EXERCISE GOAL: Only the lines containing the string "this" are needed; copy all of them from the listing.

MATERIAL SUPPLIED:
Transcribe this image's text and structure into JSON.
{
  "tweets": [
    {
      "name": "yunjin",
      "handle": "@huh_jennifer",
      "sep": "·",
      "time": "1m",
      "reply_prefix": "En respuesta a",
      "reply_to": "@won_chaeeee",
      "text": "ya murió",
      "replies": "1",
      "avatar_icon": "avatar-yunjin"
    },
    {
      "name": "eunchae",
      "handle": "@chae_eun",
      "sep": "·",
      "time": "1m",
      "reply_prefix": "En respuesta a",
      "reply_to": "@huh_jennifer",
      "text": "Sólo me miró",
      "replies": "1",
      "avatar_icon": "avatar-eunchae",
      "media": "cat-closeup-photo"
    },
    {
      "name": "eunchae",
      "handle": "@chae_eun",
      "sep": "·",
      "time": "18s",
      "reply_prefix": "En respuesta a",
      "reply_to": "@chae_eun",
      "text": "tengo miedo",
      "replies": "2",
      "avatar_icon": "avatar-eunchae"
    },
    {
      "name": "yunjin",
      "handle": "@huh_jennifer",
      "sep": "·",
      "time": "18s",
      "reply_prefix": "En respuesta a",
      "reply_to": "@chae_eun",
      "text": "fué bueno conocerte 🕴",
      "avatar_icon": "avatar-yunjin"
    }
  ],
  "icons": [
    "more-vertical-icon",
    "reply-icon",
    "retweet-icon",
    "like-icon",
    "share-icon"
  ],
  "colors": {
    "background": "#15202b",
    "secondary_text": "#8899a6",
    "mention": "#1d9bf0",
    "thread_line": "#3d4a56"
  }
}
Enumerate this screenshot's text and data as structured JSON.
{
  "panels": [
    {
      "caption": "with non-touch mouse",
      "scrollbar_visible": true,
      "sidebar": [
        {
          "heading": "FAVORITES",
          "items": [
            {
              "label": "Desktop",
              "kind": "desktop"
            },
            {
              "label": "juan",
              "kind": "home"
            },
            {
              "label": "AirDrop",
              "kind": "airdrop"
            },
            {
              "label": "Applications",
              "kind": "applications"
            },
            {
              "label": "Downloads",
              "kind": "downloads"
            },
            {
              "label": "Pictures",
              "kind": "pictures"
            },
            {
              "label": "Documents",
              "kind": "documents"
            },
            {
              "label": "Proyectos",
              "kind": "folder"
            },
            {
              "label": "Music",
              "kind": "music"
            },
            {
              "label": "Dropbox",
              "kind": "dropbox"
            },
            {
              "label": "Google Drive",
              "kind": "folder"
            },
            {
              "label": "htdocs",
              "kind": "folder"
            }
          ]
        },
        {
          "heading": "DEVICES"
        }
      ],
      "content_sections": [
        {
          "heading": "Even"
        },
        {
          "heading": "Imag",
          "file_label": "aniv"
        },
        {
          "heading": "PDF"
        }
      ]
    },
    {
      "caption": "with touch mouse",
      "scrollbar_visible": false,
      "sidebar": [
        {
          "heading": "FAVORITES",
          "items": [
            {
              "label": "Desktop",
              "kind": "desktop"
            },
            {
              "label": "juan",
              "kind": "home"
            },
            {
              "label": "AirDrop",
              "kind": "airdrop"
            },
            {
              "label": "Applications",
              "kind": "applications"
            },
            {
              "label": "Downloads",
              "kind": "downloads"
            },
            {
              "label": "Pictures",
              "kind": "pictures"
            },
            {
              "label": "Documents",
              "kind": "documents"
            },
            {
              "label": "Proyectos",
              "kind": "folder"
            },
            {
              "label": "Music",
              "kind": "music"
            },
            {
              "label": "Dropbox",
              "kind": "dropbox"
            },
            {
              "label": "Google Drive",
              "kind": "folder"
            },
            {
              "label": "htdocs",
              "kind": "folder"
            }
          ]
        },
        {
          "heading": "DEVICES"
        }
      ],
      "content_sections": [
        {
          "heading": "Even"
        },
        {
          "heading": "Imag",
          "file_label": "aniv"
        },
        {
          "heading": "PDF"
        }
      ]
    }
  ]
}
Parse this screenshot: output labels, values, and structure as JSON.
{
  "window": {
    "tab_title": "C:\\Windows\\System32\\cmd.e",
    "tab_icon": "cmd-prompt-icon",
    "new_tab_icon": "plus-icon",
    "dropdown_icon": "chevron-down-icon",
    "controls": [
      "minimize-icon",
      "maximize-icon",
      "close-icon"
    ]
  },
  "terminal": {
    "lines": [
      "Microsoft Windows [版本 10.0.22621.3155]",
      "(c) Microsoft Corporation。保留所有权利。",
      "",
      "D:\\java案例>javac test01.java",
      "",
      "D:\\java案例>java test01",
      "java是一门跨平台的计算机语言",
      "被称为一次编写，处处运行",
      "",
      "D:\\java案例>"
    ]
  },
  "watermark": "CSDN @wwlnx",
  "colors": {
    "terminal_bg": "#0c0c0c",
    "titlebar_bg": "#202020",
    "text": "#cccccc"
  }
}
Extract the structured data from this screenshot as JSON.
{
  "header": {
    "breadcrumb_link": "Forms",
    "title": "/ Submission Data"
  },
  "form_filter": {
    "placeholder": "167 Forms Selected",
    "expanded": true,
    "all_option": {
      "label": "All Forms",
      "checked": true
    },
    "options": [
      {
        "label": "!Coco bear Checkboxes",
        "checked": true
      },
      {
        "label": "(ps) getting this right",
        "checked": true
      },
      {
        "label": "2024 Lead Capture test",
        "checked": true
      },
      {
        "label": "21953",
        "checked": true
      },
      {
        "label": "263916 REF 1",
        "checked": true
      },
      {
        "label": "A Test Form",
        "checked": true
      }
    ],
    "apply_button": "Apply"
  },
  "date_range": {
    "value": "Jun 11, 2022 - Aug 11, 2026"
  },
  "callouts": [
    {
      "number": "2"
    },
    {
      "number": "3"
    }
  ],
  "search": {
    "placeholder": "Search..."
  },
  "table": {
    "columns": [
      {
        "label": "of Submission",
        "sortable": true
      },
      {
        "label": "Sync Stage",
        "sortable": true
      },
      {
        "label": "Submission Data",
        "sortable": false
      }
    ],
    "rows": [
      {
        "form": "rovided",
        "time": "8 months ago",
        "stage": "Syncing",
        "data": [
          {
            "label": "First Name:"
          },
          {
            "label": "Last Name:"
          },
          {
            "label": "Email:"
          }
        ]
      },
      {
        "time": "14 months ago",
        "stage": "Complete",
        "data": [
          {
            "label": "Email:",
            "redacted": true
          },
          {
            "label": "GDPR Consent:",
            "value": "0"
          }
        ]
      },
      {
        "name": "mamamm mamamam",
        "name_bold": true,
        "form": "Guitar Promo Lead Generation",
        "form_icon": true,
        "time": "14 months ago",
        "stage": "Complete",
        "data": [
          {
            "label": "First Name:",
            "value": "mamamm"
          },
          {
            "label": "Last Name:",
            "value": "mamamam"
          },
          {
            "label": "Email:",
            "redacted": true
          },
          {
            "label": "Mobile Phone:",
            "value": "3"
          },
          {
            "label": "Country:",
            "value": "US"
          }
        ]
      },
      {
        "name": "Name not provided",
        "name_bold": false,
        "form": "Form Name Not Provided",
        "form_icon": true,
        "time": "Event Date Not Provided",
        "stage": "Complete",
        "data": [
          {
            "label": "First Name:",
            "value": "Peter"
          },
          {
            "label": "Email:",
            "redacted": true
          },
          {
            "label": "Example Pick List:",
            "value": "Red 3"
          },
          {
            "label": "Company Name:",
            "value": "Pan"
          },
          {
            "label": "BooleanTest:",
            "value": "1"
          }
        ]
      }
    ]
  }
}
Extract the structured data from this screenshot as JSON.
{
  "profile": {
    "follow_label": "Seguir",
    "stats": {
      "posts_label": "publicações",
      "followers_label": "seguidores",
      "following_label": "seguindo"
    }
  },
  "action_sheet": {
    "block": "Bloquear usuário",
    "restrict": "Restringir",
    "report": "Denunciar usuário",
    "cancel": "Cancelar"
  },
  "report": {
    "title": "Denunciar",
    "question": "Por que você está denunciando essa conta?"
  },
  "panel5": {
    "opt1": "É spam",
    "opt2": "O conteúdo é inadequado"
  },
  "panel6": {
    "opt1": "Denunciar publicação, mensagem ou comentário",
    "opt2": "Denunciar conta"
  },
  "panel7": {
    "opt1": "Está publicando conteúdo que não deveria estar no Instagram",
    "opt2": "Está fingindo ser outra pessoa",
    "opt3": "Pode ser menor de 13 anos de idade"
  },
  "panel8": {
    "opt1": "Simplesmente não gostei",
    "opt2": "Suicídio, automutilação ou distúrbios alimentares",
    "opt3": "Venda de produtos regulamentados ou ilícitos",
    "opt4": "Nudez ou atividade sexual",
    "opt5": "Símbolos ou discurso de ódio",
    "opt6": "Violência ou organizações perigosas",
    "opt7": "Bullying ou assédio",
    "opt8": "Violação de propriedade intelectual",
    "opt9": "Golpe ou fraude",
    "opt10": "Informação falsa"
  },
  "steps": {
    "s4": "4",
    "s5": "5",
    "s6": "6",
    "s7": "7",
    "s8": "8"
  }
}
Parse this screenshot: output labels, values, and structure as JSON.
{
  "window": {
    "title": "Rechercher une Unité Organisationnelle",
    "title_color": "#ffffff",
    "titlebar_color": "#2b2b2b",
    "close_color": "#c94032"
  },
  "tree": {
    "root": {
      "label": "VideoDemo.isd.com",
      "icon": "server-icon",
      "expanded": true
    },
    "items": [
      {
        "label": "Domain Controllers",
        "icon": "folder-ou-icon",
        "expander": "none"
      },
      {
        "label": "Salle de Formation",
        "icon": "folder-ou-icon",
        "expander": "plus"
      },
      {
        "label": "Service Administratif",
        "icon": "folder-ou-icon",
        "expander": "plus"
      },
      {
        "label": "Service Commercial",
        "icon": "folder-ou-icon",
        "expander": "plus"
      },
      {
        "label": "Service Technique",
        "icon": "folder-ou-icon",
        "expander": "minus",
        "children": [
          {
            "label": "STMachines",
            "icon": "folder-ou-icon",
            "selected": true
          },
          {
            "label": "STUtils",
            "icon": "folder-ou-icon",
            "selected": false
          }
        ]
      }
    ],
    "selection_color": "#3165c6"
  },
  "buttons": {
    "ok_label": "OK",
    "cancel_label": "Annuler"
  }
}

RESPONSE BOX:
Transcribe this image's text and structure into JSON.
Enumerate this screenshot's text and data as structured JSON.
Parse this screenshot: output labels, values, and structure as JSON.
Extract the structured data from this screenshot as JSON.
        "label": "(ps) getting this right",
Extract the structured data from this screenshot as JSON.
Parse this screenshot: output labels, values, and structure as JSON.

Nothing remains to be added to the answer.